##### Information provided #####

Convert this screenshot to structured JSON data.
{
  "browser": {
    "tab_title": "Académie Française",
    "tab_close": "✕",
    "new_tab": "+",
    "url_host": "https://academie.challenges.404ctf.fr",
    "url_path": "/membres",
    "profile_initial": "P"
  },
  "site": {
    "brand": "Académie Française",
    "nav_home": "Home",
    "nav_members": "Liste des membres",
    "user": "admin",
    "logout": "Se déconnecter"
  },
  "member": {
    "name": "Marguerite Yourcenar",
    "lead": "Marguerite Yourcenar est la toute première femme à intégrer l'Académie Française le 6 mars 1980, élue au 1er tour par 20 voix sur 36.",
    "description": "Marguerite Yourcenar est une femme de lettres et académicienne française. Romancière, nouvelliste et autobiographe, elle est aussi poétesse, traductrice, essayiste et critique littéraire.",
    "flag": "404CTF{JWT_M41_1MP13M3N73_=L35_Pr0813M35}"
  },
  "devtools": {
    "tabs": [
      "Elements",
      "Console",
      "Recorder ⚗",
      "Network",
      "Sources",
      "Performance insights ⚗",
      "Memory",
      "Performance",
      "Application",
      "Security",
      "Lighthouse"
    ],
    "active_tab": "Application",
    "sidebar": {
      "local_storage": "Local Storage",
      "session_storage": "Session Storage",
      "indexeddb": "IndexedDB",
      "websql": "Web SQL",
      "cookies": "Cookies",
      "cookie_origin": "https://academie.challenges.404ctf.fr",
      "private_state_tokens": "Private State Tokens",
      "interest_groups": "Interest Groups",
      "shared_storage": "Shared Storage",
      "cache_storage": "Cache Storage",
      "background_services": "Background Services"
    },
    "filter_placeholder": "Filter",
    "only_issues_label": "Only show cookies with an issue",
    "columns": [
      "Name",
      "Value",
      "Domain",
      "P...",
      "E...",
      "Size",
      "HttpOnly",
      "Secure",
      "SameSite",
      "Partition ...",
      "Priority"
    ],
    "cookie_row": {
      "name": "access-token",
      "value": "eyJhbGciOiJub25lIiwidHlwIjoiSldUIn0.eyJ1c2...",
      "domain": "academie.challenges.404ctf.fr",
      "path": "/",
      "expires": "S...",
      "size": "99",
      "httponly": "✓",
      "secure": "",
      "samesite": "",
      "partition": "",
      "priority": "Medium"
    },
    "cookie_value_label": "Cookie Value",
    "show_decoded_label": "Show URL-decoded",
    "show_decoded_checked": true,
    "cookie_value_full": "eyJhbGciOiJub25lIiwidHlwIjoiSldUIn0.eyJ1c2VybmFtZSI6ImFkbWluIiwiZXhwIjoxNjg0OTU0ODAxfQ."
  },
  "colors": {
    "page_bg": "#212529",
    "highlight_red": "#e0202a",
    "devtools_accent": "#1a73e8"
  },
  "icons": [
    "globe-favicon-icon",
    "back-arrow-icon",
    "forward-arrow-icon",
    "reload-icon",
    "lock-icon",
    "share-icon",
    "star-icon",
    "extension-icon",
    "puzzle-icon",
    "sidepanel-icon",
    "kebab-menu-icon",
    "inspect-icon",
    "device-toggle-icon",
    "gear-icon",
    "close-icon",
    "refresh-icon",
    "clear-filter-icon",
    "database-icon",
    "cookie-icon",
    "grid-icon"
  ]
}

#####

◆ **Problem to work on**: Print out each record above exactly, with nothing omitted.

◆ **Solution for this problem**:
Convert this screenshot to structured JSON data.
{
  "browser": {
    "tab_title": "Académie Française",
    "tab_close": "✕",
    "new_tab": "+",
    "url_host": "https://academie.challenges.404ctf.fr",
    "url_path": "/membres",
    "profile_initial": "P"
  },
  "site": {
    "brand": "Académie Française",
    "nav_home": "Home",
    "nav_members": "Liste des membres",
    "user": "admin",
    "logout": "Se déconnecter"
  },
  "member": {
    "name": "Marguerite Yourcenar",
    "lead": "Marguerite Yourcenar est la toute première femme à intégrer l'Académie Française le 6 mars 1980, élue au 1er tour par 20 voix sur 36.",
    "description": "Marguerite Yourcenar est une femme de lettres et académicienne française. Romancière, nouvelliste et autobiographe, elle est aussi poétesse, traductrice, essayiste et critique littéraire.",
    "flag": "404CTF{JWT_M41_1MP13M3N73_=L35_Pr0813M35}"
  },
  "devtools": {
    "tabs": [
      "Elements",
      "Console",
      "Recorder ⚗",
      "Network",
      "Sources",
      "Performance insights ⚗",
      "Memory",
      "Performance",
      "Application",
      "Security",
      "Lighthouse"
    ],
    "active_tab": "Application",
    "sidebar": {
      "local_storage": "Local Storage",
      "session_storage": "Session Storage",
      "indexeddb": "IndexedDB",
      "websql": "Web SQL",
      "cookies": "Cookies",
      "cookie_origin": "https://academie.challenges.404ctf.fr",
      "private_state_tokens": "Private State Tokens",
      "interest_groups": "Interest Groups",
      "shared_storage": "Shared Storage",
      "cache_storage": "Cache Storage",
      "background_services": "Background Services"
    },
    "filter_placeholder": "Filter",
    "only_issues_label": "Only show cookies with an issue",
    "columns": [
      "Name",
      "Value",
      "Domain",
      "P...",
      "E...",
      "Size",
      "HttpOnly",
      "Secure",
      "SameSite",
      "Partition ...",
      "Priority"
    ],
    "cookie_row": {
      "name": "access-token",
      "value": "eyJhbGciOiJub25lIiwidHlwIjoiSldUIn0.eyJ1c2...",
      "domain": "academie.challenges.404ctf.fr",
      "path": "/",
      "expires": "S...",
      "size": "99",
      "httponly": "✓",
      "secure": "",
      "samesite": "",
      "partition": "",
      "priority": "Medium"
    },
    "cookie_value_label": "Cookie Value",
    "show_decoded_label": "Show URL-decoded",
    "show_decoded_checked": true,
    "cookie_value_full": "eyJhbGciOiJub25lIiwidHlwIjoiSldUIn0.eyJ1c2VybmFtZSI6ImFkbWluIiwiZXhwIjoxNjg0OTU0ODAxfQ."
  },
  "colors": {
    "page_bg": "#212529",
    "highlight_red": "#e0202a",
    "devtools_accent": "#1a73e8"
  },
  "icons": [
    "globe-favicon-icon",
    "back-arrow-icon",
    "forward-arrow-icon",
    "reload-icon",
    "lock-icon",
    "share-icon",
    "star-icon",
    "extension-icon",
    "puzzle-icon",
    "sidepanel-icon",
    "kebab-menu-icon",
    "inspect-icon",
    "device-toggle-icon",
    "gear-icon",
    "close-icon",
    "refresh-icon",
    "clear-filter-icon",
    "database-icon",
    "cookie-icon",
    "grid-icon"
  ]
}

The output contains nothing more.